Another popular way to incentivize your child with allowance is to connect the reward with good grades. This can encourage your child to prioritize studying more and putting effort into homework. The emphasis on grades today can affect the perception of school on your child in the future.

When a child is successful in school it can open other doors like scholarships or grants. These lessons may even help your child get into a better school as an adult. Finally, it can also teach your child how to prioritize certain expenses and make responsible decisions for the future.

Cons to Giving Your Child an Allowance

Though giving your child an allowance has many benefits, there are several disadvantages to consider.
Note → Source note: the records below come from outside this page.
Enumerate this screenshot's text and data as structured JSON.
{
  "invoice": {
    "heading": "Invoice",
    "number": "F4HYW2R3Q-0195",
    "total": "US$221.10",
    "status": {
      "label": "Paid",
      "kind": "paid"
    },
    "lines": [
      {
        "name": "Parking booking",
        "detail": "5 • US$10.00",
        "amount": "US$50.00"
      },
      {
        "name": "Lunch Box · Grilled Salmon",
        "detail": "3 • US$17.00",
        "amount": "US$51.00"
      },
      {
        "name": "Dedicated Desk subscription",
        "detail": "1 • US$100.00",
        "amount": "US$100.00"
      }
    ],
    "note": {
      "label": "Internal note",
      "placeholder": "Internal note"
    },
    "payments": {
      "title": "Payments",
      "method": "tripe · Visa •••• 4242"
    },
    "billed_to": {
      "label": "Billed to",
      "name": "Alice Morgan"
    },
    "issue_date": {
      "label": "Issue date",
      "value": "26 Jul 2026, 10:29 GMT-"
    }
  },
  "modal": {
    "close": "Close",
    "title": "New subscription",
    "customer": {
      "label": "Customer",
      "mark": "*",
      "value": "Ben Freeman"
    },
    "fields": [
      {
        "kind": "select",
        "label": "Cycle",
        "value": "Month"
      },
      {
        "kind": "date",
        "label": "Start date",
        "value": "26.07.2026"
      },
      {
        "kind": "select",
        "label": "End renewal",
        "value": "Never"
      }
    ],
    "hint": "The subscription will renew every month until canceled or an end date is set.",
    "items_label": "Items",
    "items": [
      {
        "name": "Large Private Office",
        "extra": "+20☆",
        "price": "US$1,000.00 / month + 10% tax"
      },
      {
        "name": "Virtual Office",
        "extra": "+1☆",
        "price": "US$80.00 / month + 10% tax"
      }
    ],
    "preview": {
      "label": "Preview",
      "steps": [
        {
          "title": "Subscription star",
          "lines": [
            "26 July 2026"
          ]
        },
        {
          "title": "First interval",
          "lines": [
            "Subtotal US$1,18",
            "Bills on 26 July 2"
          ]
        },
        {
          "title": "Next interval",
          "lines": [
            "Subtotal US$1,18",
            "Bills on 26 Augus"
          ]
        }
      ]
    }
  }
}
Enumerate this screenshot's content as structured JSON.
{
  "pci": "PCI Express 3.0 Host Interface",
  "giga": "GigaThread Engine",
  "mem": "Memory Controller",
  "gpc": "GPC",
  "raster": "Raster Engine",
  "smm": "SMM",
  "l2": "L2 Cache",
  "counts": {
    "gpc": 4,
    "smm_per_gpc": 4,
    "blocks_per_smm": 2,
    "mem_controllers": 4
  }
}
An allowance has the ability to undermine the importance of contributing to the family.

Your child may develop a sense of entitlement surrounding money, depending on the frequency of the allowance. It also leaves room for the belief that any chores or household duties require a reward.

Your child must learn every member of the family pulls weight. Identifying the difference between a weekly chore list and sharing in family duties is important, but younger children may struggle with this distinction if they only ever associate doing chores with earning an allowance.

Lowers Motivation for Altruistic Action

If you are tying allowance to chores, your child may not be as motivated to complete the chore list when he or she has enough money saved and does not need the extra money. Additionally, it may be challenging to keep to the set allowance schedule when your child is on a school break.

Unfortunately, paying your child for doing chores shows your child working for money is not always fun. Additionally, children may balk at helping out unless there is a monetary award attached to the task. Simply helping out to be nice may take a back seat to making a buck.

At Some Point the Allowance Must End

Having a scheduled allowance can prevent your teen from looking for other work outside of home, once he or she is the appropriate age. Once you and your partner feel comfortable and decide to end or lessen the allowance amount, you can approach your teen about applying for a part-time job. If you have offered an allowance for many years, your child may balk and become resentful.

Determining Allowance Parameters Takes Time

If you decide to tie an allowance to your child getting good grades, there are some cons to be mindful of. It is important to set a precedent for your child on what he or she needs to achieve in order to receive the allowance. Is it passing a test? Is it studying for a certain amount of time each night?

Whatever you decide to calculate the allowance on, it must be achievable. It is possible to set the bar in one spot, and then decide to raise it if you are noticing it is too achievable for your child.

As a parent, you have the deciding vote on how to manage the bar. Instead of raising the bar when your child’s grades improve, you can add other expenses for your child to manage and be responsible for, with or without an added allowance.

Related Article: How to Raise Financially Careful Children

By Admin